=== Given data ===

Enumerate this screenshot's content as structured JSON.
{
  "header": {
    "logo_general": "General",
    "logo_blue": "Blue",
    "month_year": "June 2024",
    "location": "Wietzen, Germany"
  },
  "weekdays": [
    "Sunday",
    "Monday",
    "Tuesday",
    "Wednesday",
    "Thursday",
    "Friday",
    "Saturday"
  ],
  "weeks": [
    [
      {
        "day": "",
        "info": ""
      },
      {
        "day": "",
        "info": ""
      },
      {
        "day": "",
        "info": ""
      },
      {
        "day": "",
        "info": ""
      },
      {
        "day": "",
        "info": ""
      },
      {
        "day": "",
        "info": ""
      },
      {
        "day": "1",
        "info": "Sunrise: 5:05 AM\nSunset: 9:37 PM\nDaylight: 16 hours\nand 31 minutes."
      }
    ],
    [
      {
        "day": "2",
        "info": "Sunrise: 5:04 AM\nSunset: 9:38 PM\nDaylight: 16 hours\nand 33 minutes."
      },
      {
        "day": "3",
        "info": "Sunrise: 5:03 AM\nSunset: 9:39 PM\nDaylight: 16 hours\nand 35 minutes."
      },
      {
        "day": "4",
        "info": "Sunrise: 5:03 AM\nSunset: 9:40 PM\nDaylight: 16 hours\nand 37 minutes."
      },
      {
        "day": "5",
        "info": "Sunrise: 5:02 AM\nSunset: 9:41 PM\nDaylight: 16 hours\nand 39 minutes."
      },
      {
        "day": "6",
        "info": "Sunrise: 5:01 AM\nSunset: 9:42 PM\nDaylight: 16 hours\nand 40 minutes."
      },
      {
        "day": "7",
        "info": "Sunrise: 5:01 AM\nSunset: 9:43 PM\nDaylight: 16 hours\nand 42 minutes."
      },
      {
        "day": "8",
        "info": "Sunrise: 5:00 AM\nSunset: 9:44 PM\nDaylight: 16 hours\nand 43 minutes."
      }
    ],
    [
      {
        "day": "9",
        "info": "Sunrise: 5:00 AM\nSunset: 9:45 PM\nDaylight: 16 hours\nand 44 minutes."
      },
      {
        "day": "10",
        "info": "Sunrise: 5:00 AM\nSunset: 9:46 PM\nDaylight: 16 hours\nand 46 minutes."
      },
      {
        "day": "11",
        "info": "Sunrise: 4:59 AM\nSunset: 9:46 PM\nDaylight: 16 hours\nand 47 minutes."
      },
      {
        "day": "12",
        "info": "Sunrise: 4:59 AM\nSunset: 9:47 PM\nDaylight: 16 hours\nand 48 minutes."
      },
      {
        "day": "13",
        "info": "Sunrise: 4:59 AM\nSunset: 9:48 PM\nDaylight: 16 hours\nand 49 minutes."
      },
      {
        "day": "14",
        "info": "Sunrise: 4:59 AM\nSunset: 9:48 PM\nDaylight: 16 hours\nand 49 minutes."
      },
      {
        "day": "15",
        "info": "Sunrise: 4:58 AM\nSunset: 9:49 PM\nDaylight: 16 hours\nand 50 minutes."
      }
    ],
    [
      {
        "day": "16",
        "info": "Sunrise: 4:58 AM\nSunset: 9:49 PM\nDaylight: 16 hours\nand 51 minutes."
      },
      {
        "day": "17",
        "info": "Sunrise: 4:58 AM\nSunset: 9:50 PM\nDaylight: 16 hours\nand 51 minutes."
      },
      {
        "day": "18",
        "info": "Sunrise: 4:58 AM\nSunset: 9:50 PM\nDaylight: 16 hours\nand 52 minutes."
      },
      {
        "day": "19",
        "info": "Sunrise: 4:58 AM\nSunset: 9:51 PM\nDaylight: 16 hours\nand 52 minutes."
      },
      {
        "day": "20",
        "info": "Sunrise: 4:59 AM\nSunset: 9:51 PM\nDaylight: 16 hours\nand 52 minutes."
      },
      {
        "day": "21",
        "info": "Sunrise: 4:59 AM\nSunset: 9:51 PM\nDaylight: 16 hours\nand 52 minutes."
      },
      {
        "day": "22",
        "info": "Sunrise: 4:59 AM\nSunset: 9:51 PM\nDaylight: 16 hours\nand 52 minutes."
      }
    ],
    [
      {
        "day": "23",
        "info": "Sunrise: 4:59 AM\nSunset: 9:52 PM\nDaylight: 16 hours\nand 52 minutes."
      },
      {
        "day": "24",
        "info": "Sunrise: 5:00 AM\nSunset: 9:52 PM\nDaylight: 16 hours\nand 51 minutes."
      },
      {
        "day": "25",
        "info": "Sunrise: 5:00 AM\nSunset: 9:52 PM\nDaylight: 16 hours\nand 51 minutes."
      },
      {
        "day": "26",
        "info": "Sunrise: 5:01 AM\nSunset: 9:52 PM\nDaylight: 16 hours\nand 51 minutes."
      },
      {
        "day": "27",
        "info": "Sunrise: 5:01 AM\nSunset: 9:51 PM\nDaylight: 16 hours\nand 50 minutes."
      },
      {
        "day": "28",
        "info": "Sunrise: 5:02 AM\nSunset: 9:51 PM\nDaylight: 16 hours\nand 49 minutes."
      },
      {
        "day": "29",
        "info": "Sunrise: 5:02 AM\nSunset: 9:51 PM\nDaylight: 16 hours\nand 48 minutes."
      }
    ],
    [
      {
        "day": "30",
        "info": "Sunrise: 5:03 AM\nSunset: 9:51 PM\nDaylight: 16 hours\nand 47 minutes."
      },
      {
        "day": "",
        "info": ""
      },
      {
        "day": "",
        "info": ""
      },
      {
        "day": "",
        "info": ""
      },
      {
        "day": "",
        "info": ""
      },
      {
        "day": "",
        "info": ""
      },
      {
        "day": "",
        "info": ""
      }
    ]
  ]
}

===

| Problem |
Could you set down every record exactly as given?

| Result |
Enumerate this screenshot's content as structured JSON.
{
  "header": {
    "logo_general": "General",
    "logo_blue": "Blue",
    "month_year": "June 2024",
    "location": "Wietzen, Germany"
  },
  "weekdays": [
    "Sunday",
    "Monday",
    "Tuesday",
    "Wednesday",
    "Thursday",
    "Friday",
    "Saturday"
  ],
  "weeks": [
    [
      {
        "day": "",
        "info": ""
      },
      {
        "day": "",
        "info": ""
      },
      {
        "day": "",
        "info": ""
      },
      {
        "day": "",
        "info": ""
      },
      {
        "day": "",
        "info": ""
      },
      {
        "day": "",
        "info": ""
      },
      {
        "day": "1",
        "info": "Sunrise: 5:05 AM\nSunset: 9:37 PM\nDaylight: 16 hours\nand 31 minutes."
      }
    ],
    [
      {
        "day": "2",
        "info": "Sunrise: 5:04 AM\nSunset: 9:38 PM\nDaylight: 16 hours\nand 33 minutes."
      },
      {
        "day": "3",
        "info": "Sunrise: 5:03 AM\nSunset: 9:39 PM\nDaylight: 16 hours\nand 35 minutes."
      },
      {
        "day": "4",
        "info": "Sunrise: 5:03 AM\nSunset: 9:40 PM\nDaylight: 16 hours\nand 37 minutes."
      },
      {
        "day": "5",
        "info": "Sunrise: 5:02 AM\nSunset: 9:41 PM\nDaylight: 16 hours\nand 39 minutes."
      },
      {
        "day": "6",
        "info": "Sunrise: 5:01 AM\nSunset: 9:42 PM\nDaylight: 16 hours\nand 40 minutes."
      },
      {
        "day": "7",
        "info": "Sunrise: 5:01 AM\nSunset: 9:43 PM\nDaylight: 16 hours\nand 42 minutes."
      },
      {
        "day": "8",
        "info": "Sunrise: 5:00 AM\nSunset: 9:44 PM\nDaylight: 16 hours\nand 43 minutes."
      }
    ],
    [
      {
        "day": "9",
        "info": "Sunrise: 5:00 AM\nSunset: 9:45 PM\nDaylight: 16 hours\nand 44 minutes."
      },
      {
        "day": "10",
        "info": "Sunrise: 5:00 AM\nSunset: 9:46 PM\nDaylight: 16 hours\nand 46 minutes."
      },
      {
        "day": "11",
        "info": "Sunrise: 4:59 AM\nSunset: 9:46 PM\nDaylight: 16 hours\nand 47 minutes."
      },
      {
        "day": "12",
        "info": "Sunrise: 4:59 AM\nSunset: 9:47 PM\nDaylight: 16 hours\nand 48 minutes."
      },
      {
        "day": "13",
        "info": "Sunrise: 4:59 AM\nSunset: 9:48 PM\nDaylight: 16 hours\nand 49 minutes."
      },
      {
        "day": "14",
        "info": "Sunrise: 4:59 AM\nSunset: 9:48 PM\nDaylight: 16 hours\nand 49 minutes."
      },
      {
        "day": "15",
        "info": "Sunrise: 4:58 AM\nSunset: 9:49 PM\nDaylight: 16 hours\nand 50 minutes."
      }
    ],
    [
      {
        "day": "16",
        "info": "Sunrise: 4:58 AM\nSunset: 9:49 PM\nDaylight: 16 hours\nand 51 minutes."
      },
      {
        "day": "17",
        "info": "Sunrise: 4:58 AM\nSunset: 9:50 PM\nDaylight: 16 hours\nand 51 minutes."
      },
      {
        "day": "18",
        "info": "Sunrise: 4:58 AM\nSunset: 9:50 PM\nDaylight: 16 hours\nand 52 minutes."
      },
      {
        "day": "19",
        "info": "Sunrise: 4:58 AM\nSunset: 9:51 PM\nDaylight: 16 hours\nand 52 minutes."
      },
      {
        "day": "20",
        "info": "Sunrise: 4:59 AM\nSunset: 9:51 PM\nDaylight: 16 hours\nand 52 minutes."
      },
      {
        "day": "21",
        "info": "Sunrise: 4:59 AM\nSunset: 9:51 PM\nDaylight: 16 hours\nand 52 minutes."
      },
      {
        "day": "22",
        "info": "Sunrise: 4:59 AM\nSunset: 9:51 PM\nDaylight: 16 hours\nand 52 minutes."
      }
    ],
    [
      {
        "day": "23",
        "info": "Sunrise: 4:59 AM\nSunset: 9:52 PM\nDaylight: 16 hours\nand 52 minutes."
      },
      {
        "day": "24",
        "info": "Sunrise: 5:00 AM\nSunset: 9:52 PM\nDaylight: 16 hours\nand 51 minutes."
      },
      {
        "day": "25",
        "info": "Sunrise: 5:00 AM\nSunset: 9:52 PM\nDaylight: 16 hours\nand 51 minutes."
      },
      {
        "day": "26",
        "info": "Sunrise: 5:01 AM\nSunset: 9:52 PM\nDaylight: 16 hours\nand 51 minutes."
      },
      {
        "day": "27",
        "info": "Sunrise: 5:01 AM\nSunset: 9:51 PM\nDaylight: 16 hours\nand 50 minutes."
      },
      {
        "day": "28",
        "info": "Sunrise: 5:02 AM\nSunset: 9:51 PM\nDaylight: 16 hours\nand 49 minutes."
      },
      {
        "day": "29",
        "info": "Sunrise: 5:02 AM\nSunset: 9:51 PM\nDaylight: 16 hours\nand 48 minutes."
      }
    ],
    [
      {
        "day": "30",
        "info": "Sunrise: 5:03 AM\nSunset: 9:51 PM\nDaylight: 16 hours\nand 47 minutes."
      },
      {
        "day": "",
        "info": ""
      },
      {
        "day": "",
        "info": ""
      },
      {
        "day": "",
        "info": ""
      },
      {
        "day": "",
        "info": ""
      },
      {
        "day": "",
        "info": ""
      },
      {
        "day": "",
        "info": ""
      }
    ]
  ]
}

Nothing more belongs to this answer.